In that instant, the insured’s claim failed the “but for” test as absent the insured peril, the insured would have still sustained the loss as a result of the uninsured peril. However, the court in OEH did recognise that in exceptional cases, it is at least possible that fairness and reasonableness may require a different test, but the court did not elaborate when a case would be exceptional, or what test would be appropriate in those circumstances (which will no doubt be the subject of future case law).
Notably, in the US, commercial parties have developed anti-concurrent causation clauses (which are not enforceable in all States), which, if written into the policy, prevent an insured from recovering its losses from insurers in circumstances where the loss was caused by two or more perils and at least one of which is uninsured.
Japanese law: the distinction
Generally, causation is an unsettled area of Japanese insurance law. Japanese law (which is governed by a Civil Code and is not common law), like English law, looks for the proximate cause of loss.
In respect of concurrent causes, limited Japanese case law arising out of the 1995 Great Hanshin earthquake is of some assistance in respect of interdependent causes of loss, in which lower district courts “apportioned” losses between the insured and uninsured causes on the bases of either the general principle of good faith or sufficient legal cause under Japanese law (there is no clear legal principle of apportionment under Japanese law). However, we are aware of no reported cases on concurrent independent causes and whether the same principle of “apportionment” would also be applied. Equally, the Japanese courts are not bound by the decision in OEH.
How then can an indemnity be determined in respect of losses caused by concurrent independent perils?

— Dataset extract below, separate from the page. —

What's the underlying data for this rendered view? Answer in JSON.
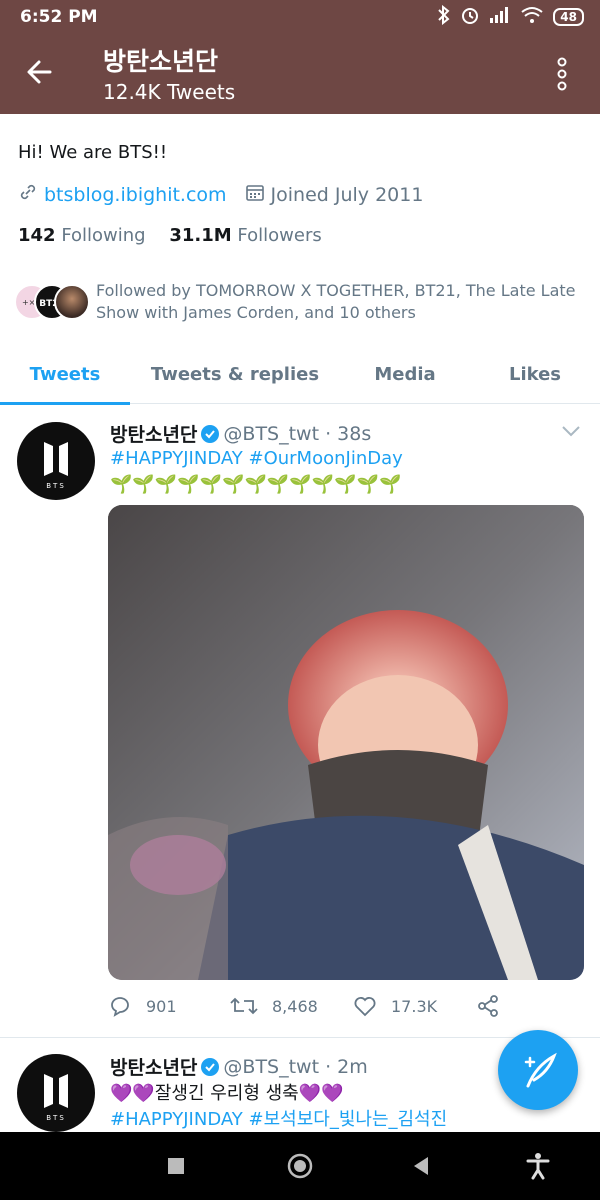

Subject to policy wording, one approach open to insurers is to proceed on the basis that Japanese law would hold that if one of at least two concurrent independent perils could have solely caused the loss and that one peril is insured and the other is uninsured, the uninsured concurrent peril(s) is ignored and the insured is indemnified in whole (subject to any necessary adjustments such as trends or the application of average). However, in the absence of any case law or legislative guidance, it is not clear whether a Japanese court would agree with this approach.

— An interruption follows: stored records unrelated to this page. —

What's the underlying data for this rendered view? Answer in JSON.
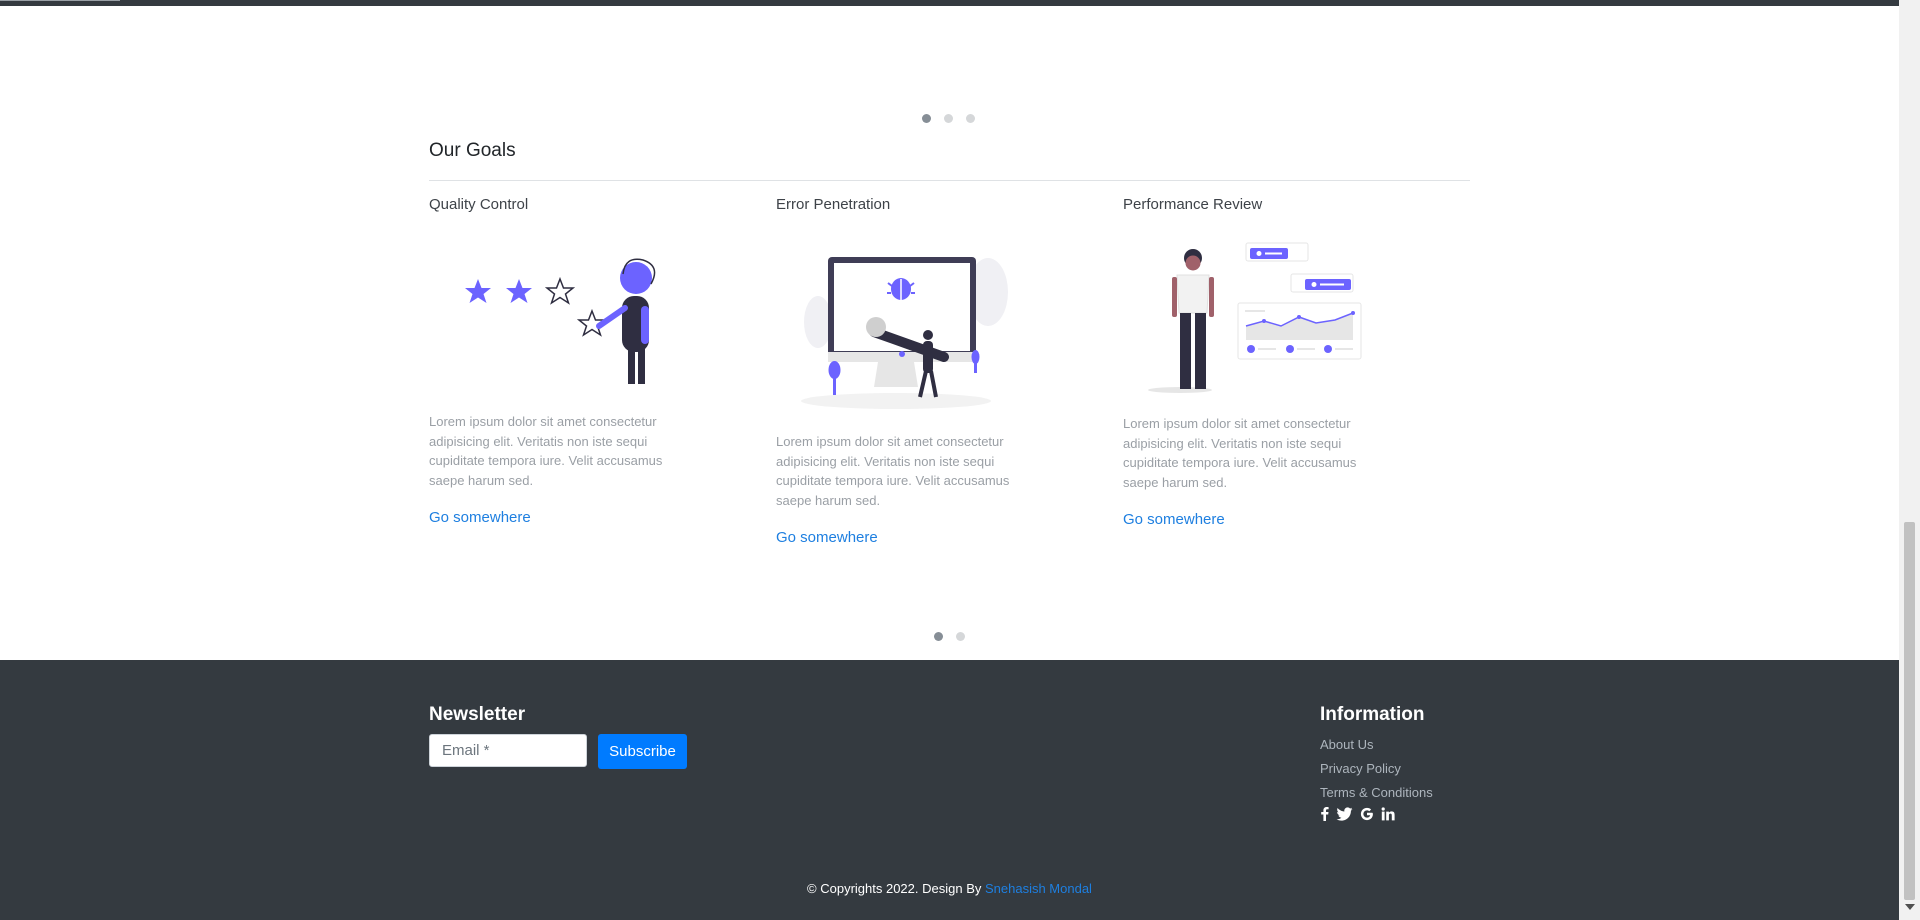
{
  "carousel_top": {
    "slides": 3,
    "active": 1
  },
  "goals": {
    "title": "Our Goals",
    "cards": [
      {
        "title": "Quality Control",
        "illustration": "rating-stars-illustration",
        "text": "Lorem ipsum dolor sit amet consectetur adipisicing elit. Veritatis non iste sequi cupiditate tempora iure. Velit accusamus saepe harum sed.",
        "link": "Go somewhere"
      },
      {
        "title": "Error Penetration",
        "illustration": "bug-fixing-illustration",
        "text": "Lorem ipsum dolor sit amet consectetur adipisicing elit. Veritatis non iste sequi cupiditate tempora iure. Velit accusamus saepe harum sed.",
        "link": "Go somewhere"
      },
      {
        "title": "Performance Review",
        "illustration": "analytics-dashboard-illustration",
        "text": "Lorem ipsum dolor sit amet consectetur adipisicing elit. Veritatis non iste sequi cupiditate tempora iure. Velit accusamus saepe harum sed.",
        "link": "Go somewhere"
      }
    ]
  },
  "carousel_bottom": {
    "slides": 2,
    "active": 1
  },
  "footer": {
    "newsletter": {
      "title": "Newsletter",
      "email_placeholder": "Email *",
      "subscribe_label": "Subscribe"
    },
    "information": {
      "title": "Information",
      "links": [
        "About Us",
        "Privacy Policy",
        "Terms & Conditions"
      ],
      "social": [
        "facebook-icon",
        "twitter-icon",
        "google-icon",
        "linkedin-icon"
      ]
    },
    "copyright": {
      "prefix": "© Copyrights 2022. Design By ",
      "author": "Snehasish Mondal"
    }
  },
  "colors": {
    "accent": "#6c63ff",
    "link": "#1e7fe0",
    "footer_bg": "#343a40",
    "button": "#007bff"
  }
}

Another approach we have seen adopted is to “apportion” losses between insured and uninsured causes of loss by applying the general principle of good faith and/or sufficient legal cause (as the Japanese courts have done in respect of interdependent losses). Taking the earthquake damage example above, there are three causes of loss, two of which are insured and, hypothetically, the loss is a result of all causes equally. The losses in that example could be apportioned 2/3rd insured and 1/3rd uninsured and the insured could be indemnified for 2/3rds of its loss.

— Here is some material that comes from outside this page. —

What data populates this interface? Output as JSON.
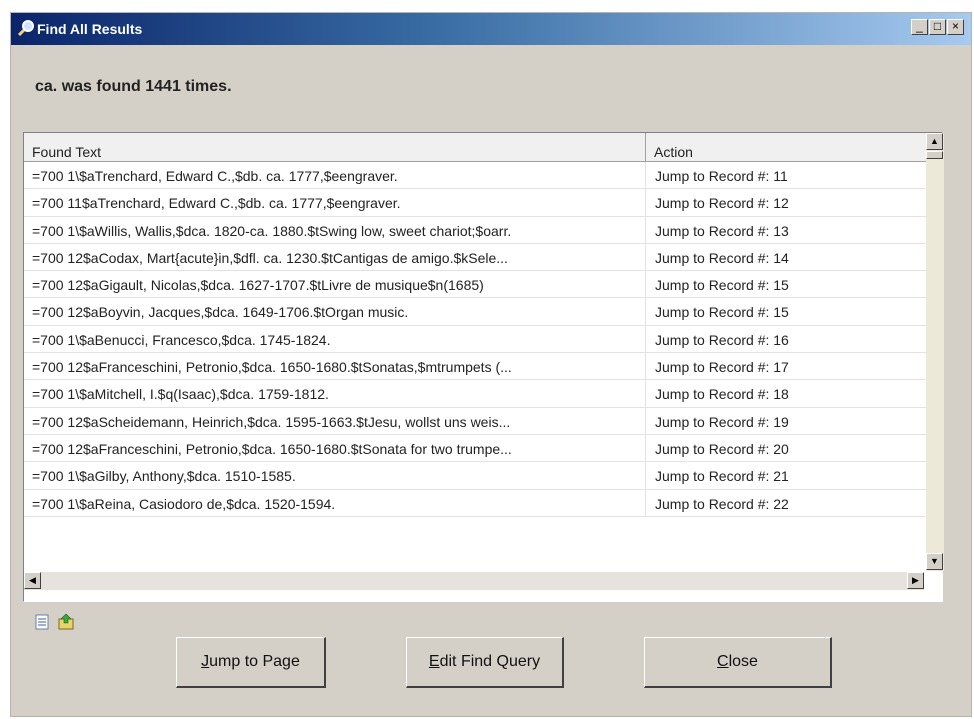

A further approach could be a more detailed forensic exercise where it is possible to assess the exact and distinct financial losses caused by each peril and then to deduct losses caused by the uninsured peril.
Given the uncertainty in Japanese law, insurers must proceed with caution when assessing concurrent causes of business interruption losses governed by Japanese law and not assume that a similar approach as provided under English law would apply.
The principles of good faith and sufficient legal cause under Japanese law should be considered. A number of suggested approaches are outlined above but readers should not consider that an exhaustive list. Discussions with experts on a case-by-case basis are necessary to determine a suitable approach to adopt under Japanese law. Ultimately, at present, there is no one certain correct approach.
Mr Ian Roberts is a Partner and Mr Nicholas Sykes is a Senior Associate, both at Clyde & Co Clasis Singapore.
We are grateful to Ms Haruka Murata of Messrs. Hibiya-Nakata for her collaboration on section Japanese law: the distinction.